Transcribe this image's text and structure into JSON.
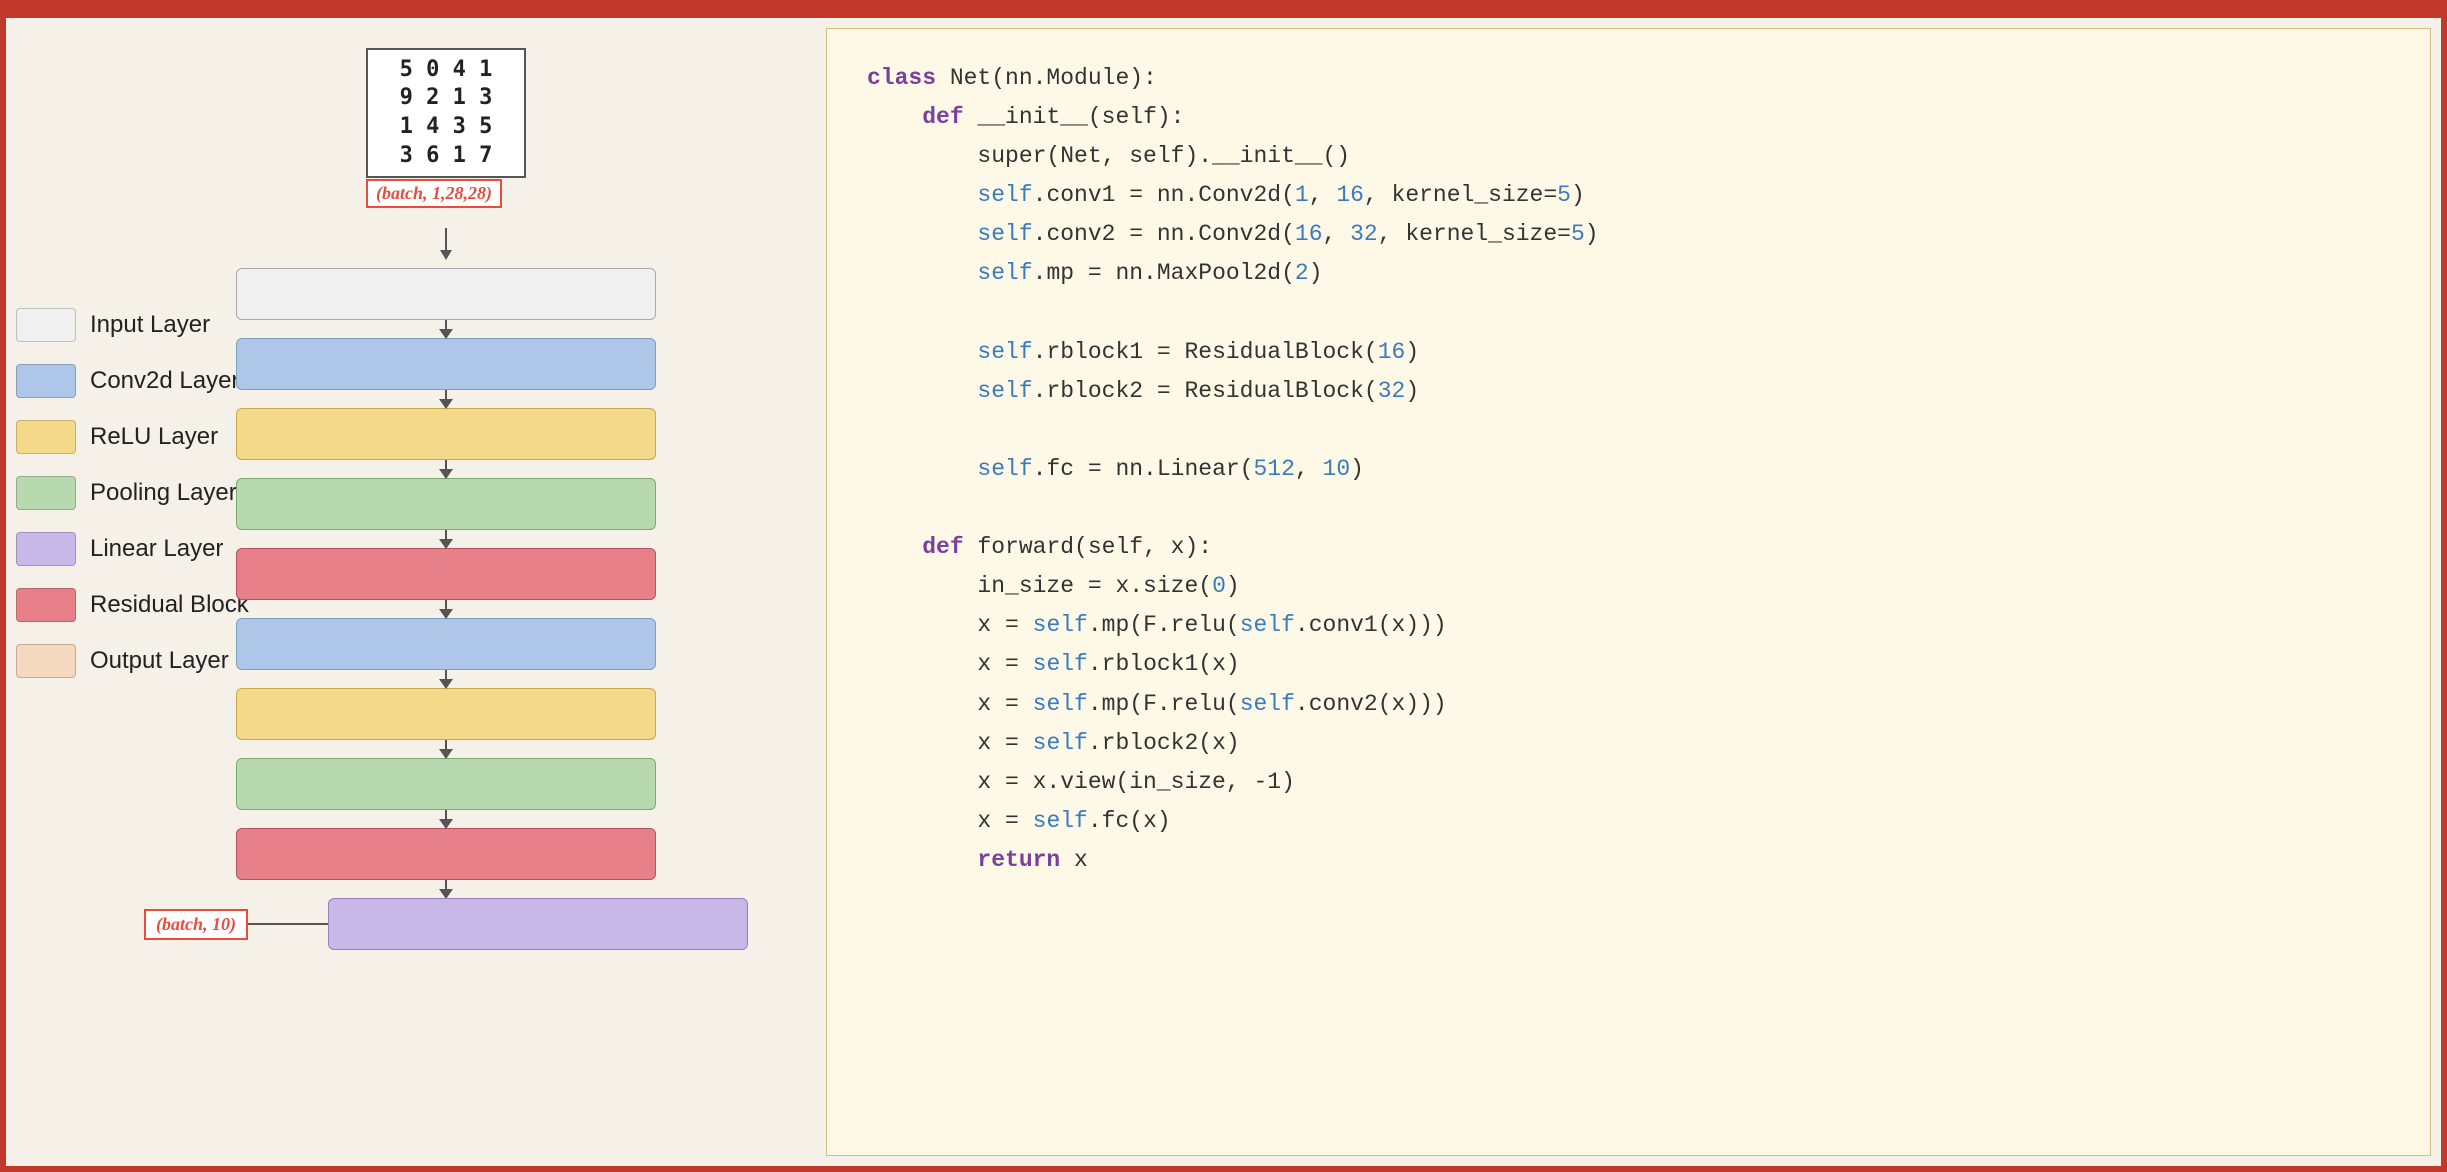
{
  "topbar": {
    "color": "#c0392b"
  },
  "diagram": {
    "mnist_numbers": "5 0 4 1\n9 2 1 3\n1 4 3 5\n3 6 1 7",
    "batch_top": "(batch, 1,28,28)",
    "batch_bottom": "(batch, 10)",
    "layers": [
      {
        "id": "input",
        "type": "layer-input"
      },
      {
        "id": "conv1",
        "type": "layer-conv"
      },
      {
        "id": "relu1",
        "type": "layer-relu"
      },
      {
        "id": "pool1",
        "type": "layer-pool"
      },
      {
        "id": "residual1",
        "type": "layer-residual"
      },
      {
        "id": "conv2",
        "type": "layer-conv"
      },
      {
        "id": "relu2",
        "type": "layer-relu"
      },
      {
        "id": "pool2",
        "type": "layer-pool"
      },
      {
        "id": "residual2",
        "type": "layer-residual"
      },
      {
        "id": "linear",
        "type": "layer-linear"
      }
    ]
  },
  "legend": {
    "items": [
      {
        "id": "input-legend",
        "type": "layer-input",
        "label": "Input Layer"
      },
      {
        "id": "conv-legend",
        "type": "layer-conv",
        "label": "Conv2d Layer"
      },
      {
        "id": "relu-legend",
        "type": "layer-relu",
        "label": "ReLU Layer"
      },
      {
        "id": "pool-legend",
        "type": "layer-pool",
        "label": "Pooling Layer"
      },
      {
        "id": "linear-legend",
        "type": "layer-linear",
        "label": "Linear Layer"
      },
      {
        "id": "residual-legend",
        "type": "layer-residual",
        "label": "Residual Block"
      },
      {
        "id": "output-legend",
        "type": "layer-output",
        "label": "Output Layer"
      }
    ]
  },
  "code": {
    "lines": [
      "class Net(nn.Module):",
      "    def __init__(self):",
      "        super(Net, self).__init__()",
      "        self.conv1 = nn.Conv2d(1, 16, kernel_size=5)",
      "        self.conv2 = nn.Conv2d(16, 32, kernel_size=5)",
      "        self.mp = nn.MaxPool2d(2)",
      "",
      "        self.rblock1 = ResidualBlock(16)",
      "        self.rblock2 = ResidualBlock(32)",
      "",
      "        self.fc = nn.Linear(512, 10)",
      "",
      "    def forward(self, x):",
      "        in_size = x.size(0)",
      "        x = self.mp(F.relu(self.conv1(x)))",
      "        x = self.rblock1(x)",
      "        x = self.mp(F.relu(self.conv2(x)))",
      "        x = self.rblock2(x)",
      "        x = x.view(in_size, -1)",
      "        x = self.fc(x)",
      "        return x"
    ]
  }
}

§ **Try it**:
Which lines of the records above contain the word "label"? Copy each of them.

§ **Solution for this task**:
        "label": "Input Layer"
        "label": "Conv2d Layer"
        "label": "ReLU Layer"
        "label": "Pooling Layer"
        "label": "Linear Layer"
        "label": "Residual Block"
        "label": "Output Layer"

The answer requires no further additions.